The company said its relocation plan will increase employment in remote locations, while retaining the services of its experienced and dedicated staff.
Employees currently working at Loch Ewe have been consulted and may continue their employment at other new or expanded locations, said Mowi in a press release.
The Loch Ewe location is set to retire at the end of the current fish cycle, at the end of 2020.
The new farm near the Isle of Scalpay is located in an open water environment well suited for modern day fish farming, said Mowi, which already has a track record in more exposed sites, including off Rum and Muck.
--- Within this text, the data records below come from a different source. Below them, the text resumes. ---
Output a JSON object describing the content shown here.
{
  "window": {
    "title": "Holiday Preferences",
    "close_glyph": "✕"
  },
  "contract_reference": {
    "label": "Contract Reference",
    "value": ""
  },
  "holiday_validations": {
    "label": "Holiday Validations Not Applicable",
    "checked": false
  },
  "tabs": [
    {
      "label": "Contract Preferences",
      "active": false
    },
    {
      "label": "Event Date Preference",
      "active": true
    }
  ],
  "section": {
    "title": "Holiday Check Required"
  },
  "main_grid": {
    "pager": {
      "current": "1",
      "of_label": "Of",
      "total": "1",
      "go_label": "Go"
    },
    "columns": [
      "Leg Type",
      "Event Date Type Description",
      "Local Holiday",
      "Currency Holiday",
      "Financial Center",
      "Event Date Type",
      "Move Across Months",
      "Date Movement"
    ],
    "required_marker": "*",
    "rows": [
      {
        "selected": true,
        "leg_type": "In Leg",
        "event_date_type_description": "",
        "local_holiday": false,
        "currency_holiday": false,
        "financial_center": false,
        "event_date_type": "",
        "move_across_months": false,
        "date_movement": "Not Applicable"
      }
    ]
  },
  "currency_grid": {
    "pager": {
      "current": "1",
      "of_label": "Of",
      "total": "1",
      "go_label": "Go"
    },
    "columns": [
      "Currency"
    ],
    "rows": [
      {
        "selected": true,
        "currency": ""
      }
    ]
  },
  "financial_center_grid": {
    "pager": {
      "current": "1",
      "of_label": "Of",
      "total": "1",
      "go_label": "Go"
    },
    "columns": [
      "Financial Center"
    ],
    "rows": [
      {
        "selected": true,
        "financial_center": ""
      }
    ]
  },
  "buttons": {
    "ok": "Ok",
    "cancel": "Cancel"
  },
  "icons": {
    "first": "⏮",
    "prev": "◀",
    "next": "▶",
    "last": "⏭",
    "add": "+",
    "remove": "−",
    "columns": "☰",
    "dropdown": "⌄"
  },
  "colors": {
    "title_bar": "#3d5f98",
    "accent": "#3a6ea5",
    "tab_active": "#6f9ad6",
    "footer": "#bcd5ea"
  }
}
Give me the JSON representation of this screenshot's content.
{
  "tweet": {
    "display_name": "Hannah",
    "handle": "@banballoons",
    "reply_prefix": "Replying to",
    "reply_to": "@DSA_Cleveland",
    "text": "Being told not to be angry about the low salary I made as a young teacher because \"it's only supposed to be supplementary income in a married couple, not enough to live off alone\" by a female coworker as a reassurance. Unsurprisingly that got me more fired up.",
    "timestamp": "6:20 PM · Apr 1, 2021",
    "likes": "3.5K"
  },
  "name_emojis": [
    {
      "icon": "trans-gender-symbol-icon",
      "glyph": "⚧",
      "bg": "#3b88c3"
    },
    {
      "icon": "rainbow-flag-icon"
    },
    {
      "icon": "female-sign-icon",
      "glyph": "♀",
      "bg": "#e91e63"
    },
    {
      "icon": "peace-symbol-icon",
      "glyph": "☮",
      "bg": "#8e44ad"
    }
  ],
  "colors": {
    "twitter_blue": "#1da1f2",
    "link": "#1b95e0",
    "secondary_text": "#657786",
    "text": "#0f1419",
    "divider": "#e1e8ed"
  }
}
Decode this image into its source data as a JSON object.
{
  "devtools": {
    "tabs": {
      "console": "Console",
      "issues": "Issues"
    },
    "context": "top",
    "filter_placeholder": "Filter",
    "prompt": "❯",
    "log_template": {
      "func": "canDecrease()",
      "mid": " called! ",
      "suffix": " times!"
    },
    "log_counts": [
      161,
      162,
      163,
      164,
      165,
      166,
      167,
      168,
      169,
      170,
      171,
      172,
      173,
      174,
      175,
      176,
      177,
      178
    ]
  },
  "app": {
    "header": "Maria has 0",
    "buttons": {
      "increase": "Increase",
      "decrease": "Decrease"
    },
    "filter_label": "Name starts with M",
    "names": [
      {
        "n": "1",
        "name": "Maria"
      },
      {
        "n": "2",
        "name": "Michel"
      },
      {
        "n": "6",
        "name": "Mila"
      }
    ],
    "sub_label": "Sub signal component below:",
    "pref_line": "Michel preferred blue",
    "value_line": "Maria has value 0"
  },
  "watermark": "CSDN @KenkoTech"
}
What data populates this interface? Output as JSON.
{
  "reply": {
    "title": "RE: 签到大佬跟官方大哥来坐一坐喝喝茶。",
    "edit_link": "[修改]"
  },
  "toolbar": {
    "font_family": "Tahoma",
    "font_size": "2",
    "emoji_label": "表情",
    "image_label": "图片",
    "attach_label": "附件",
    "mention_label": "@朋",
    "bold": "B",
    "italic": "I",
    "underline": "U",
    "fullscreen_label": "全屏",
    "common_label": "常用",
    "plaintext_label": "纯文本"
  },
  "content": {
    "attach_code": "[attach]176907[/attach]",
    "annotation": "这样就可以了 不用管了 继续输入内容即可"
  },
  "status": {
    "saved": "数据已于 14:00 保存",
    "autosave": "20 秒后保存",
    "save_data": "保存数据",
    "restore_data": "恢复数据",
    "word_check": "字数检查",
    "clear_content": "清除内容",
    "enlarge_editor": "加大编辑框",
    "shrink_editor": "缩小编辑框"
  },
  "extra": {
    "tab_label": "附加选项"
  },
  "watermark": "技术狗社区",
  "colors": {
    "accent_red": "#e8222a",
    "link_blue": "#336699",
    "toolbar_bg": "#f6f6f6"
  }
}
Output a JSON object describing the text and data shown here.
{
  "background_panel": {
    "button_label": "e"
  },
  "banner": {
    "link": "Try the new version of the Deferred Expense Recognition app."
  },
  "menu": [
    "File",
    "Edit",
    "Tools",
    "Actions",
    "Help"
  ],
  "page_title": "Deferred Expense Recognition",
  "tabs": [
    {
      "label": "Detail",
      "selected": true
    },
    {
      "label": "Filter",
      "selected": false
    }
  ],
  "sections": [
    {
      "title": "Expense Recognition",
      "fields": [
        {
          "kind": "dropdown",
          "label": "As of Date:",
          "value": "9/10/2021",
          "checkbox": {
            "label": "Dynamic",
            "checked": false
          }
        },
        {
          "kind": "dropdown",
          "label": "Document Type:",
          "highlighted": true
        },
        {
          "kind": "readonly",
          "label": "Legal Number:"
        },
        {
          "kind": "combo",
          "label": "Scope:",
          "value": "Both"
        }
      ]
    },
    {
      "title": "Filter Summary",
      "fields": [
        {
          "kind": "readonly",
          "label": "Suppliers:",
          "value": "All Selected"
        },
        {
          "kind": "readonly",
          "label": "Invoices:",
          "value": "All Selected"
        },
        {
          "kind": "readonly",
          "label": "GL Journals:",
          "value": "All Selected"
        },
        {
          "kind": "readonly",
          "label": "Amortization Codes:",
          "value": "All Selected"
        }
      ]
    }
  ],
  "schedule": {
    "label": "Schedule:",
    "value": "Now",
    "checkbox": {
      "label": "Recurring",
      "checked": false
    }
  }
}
‘The farm will be unique to Scotland – forming part of an integrated multi-trophic growing project, involving multiple species of sea life, which will examine ways to improve the productivity and environmental sustainability of marine aquaculture practices,’ the company added.
And there are plans to link the farm location to the proposed visitor experience centre at Kyleakin, providing a first-hand view of an operating farm for interested tourists and Skye locals.
Ben Hadfield, Mowi Scotland’s managing director, said he was pleased to see Scotland’s regulatory system – which approved the application – supporting the company’s plans.
‘Success for this relocation initiative will be a net increase in production, a net increase in export value for Scotland and a net reduction in our environmental footprint at sensitive locations.
‘Scotland’s potential exit from the EU is challenging for us, and as a major and growing employer in the country, we will do our utmost to retain and develop our experienced staff.’
The Scalpay farm is set to start production in spring 2020. It will have 12 x 120m pens fed from a Gael Force barge, according to Mowi.